Sarcoidosis is a systemic disease of unknown cause characterized by the formation of immune granulomas which most often involve the lung and the lymphatic system. Sarcoidosis may encompass numerous different clinical presentations. Typical presentations often prompt a rapid diagnosis while in 25 to 50% of cases, diverse and less typical presentations may lead to delayed diagnosis. The mediastinopulmonary sphere is involved in 85 to 95% of cases, associated with extrapulmonary localizations in half of cases while extrapulmonary localizations without lung involvement may be seen in 5 to 15% of cases. Bilateral hilar lymphadenopathy is the most typical sign at chest radiography. Computed tomography (CT) is essential face for atypical manifestations of the disease to avoid confusion with differential diagnoses and, sometimes, comorbidities. CT typically evidences diffuse pulmonary perilymphatic micronodules, with a perilobular and fissural distribution and upper and posterior predominance, even when an atypical CT pattern is predominant. CT allows deciphering pulmonary lesions in cases of pulmonary fibrosis, pulmonary hypertension, and airflow limitation. Pulmonary function tests generally correlate with the overall disease process. Forced vital capacity is the simplest and most accurate parameter to reflect the impact of pulmonary sarcoidosis. Cardiopulmonary exercise testing helps in understanding the mechanism behind dyspnea of uncertainorigin. Endoscopic transbronchial needle aspiration is an extra tool to support diagnosis in addition to more classical biopsy means. Bronchoalveolar lavage (BAL) may be used for individual patients while it is not really decisive for the diagnosis of sarcoidosis for most patients. Diagnosis relies on compatible clinical and radiological presentation, evidence of noncaseating granulomas and exclusion of other diseases with a similar presentation or histology. The probability of diagnosis at presentation is variable from case to case and may often be reinforced with time. Some investigations are mandatory at diagnosis to assess organ involvement and disease activity. However, there are important variations in diagnostic work-up due to diverse expressions of sarcoidosis and differences in clinical practices among physicians.

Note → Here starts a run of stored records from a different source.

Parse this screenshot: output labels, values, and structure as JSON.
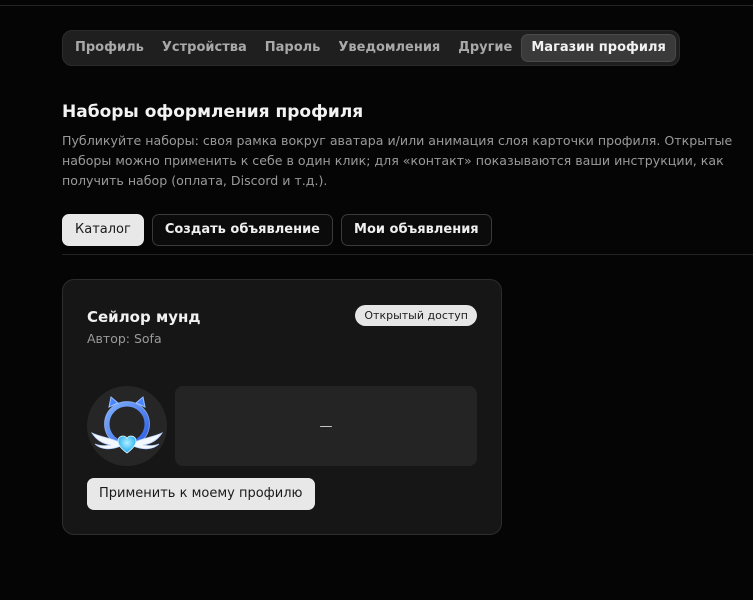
{
  "nav": {
    "tabs": [
      {
        "label": "Профиль"
      },
      {
        "label": "Устройства"
      },
      {
        "label": "Пароль"
      },
      {
        "label": "Уведомления"
      },
      {
        "label": "Другие"
      },
      {
        "label": "Магазин профиля"
      }
    ],
    "active_tab": "Магазин профиля"
  },
  "section": {
    "title": "Наборы оформления профиля",
    "description": "Публикуйте наборы: своя рамка вокруг аватара и/или анимация слоя карточки профиля. Открытые наборы можно применить к себе в один клик; для «контакт» показываются ваши инструкции, как получить набор (оплата, Discord и т.д.)."
  },
  "subtabs": [
    {
      "label": "Каталог"
    },
    {
      "label": "Создать объявление"
    },
    {
      "label": "Мои объявления"
    }
  ],
  "active_subtab": "Каталог",
  "card": {
    "title": "Сейлор мунд",
    "author": "Автор: Sofa",
    "badge": "Открытый доступ",
    "preview_text": "—",
    "avatar_icon": "winged-heart-frame-icon",
    "apply_label": "Применить к моему профилю"
  },
  "colors": {
    "background": "#050505",
    "card": "#161616",
    "frame_blue": "#3a7bff",
    "heart_cyan": "#35c8ff"
  }
}
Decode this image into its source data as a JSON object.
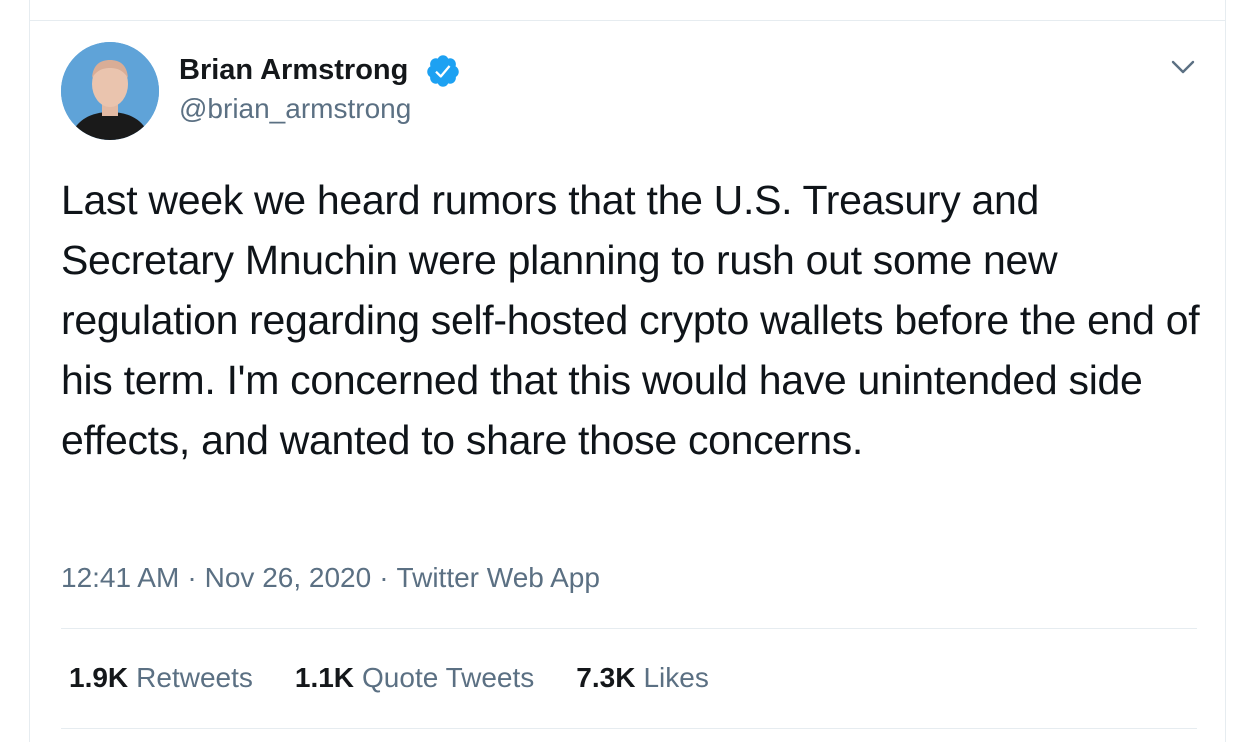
{
  "author": {
    "name": "Brian Armstrong",
    "handle": "@brian_armstrong",
    "verified": true,
    "avatar_icon": "profile-photo"
  },
  "tweet": {
    "text": "Last week we heard rumors that the U.S. Treasury and Secretary Mnuchin were planning to rush out some new regulation regarding self-hosted crypto wallets before the end of his term. I'm concerned that this would have unintended side effects, and wanted to share those concerns."
  },
  "meta": {
    "time": "12:41 AM",
    "separator": "·",
    "date": "Nov 26, 2020",
    "source": "Twitter Web App"
  },
  "stats": {
    "retweets_count": "1.9K",
    "retweets_label": "Retweets",
    "quote_count": "1.1K",
    "quote_label": "Quote Tweets",
    "likes_count": "7.3K",
    "likes_label": "Likes"
  },
  "colors": {
    "verified": "#1da1f2",
    "secondary_text": "#5b7083",
    "primary_text": "#0f1419",
    "divider": "#e6ecf0"
  }
}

From Wake Forest: Use of St. John's Wort in Potentially Dangerous Combinations

 2014 Jul;20(7):578-9. doi: 10.1089/acm.2013.0216. Epub 2014 Jun 23.

Use of St. John's Wort in Potentially Dangerous Combinations.

Author information

  • 11 Center for Dermatology Research, Department of Dermatology, Wake Forest School of Medicine , Winston-Salem, NC.

Abstract

Objectives: The objective of this study was to assess how often St. John's wort (SJW) is prescribed with medications that may interact dangerously with it. 
Design: The study design was a retrospective analysis of nationally representative data from the National Ambulatory Medical Care Survey. Settings: The study setting was U.S. nonfederal outpatient physician offices. Subjects: Those prescribed SJW between 1993 and 2010 were the subjects. Outcome Measures: The outcome measures were medications co-prescribed with SJW. 
Results: Twenty-eight percent (28%) of SJW visits involved a drug that has potentially dangerous interaction with SJW. These included selective serotonin reuptake inhibitors, benzodiazepines, warfarin, statins, verapamil, digoxin, and oral contraceptives. 
Conclusions: SJW is frequently used in potentially dangerous combinations. Physicians should be aware of these common interactions and warn patients appropriately.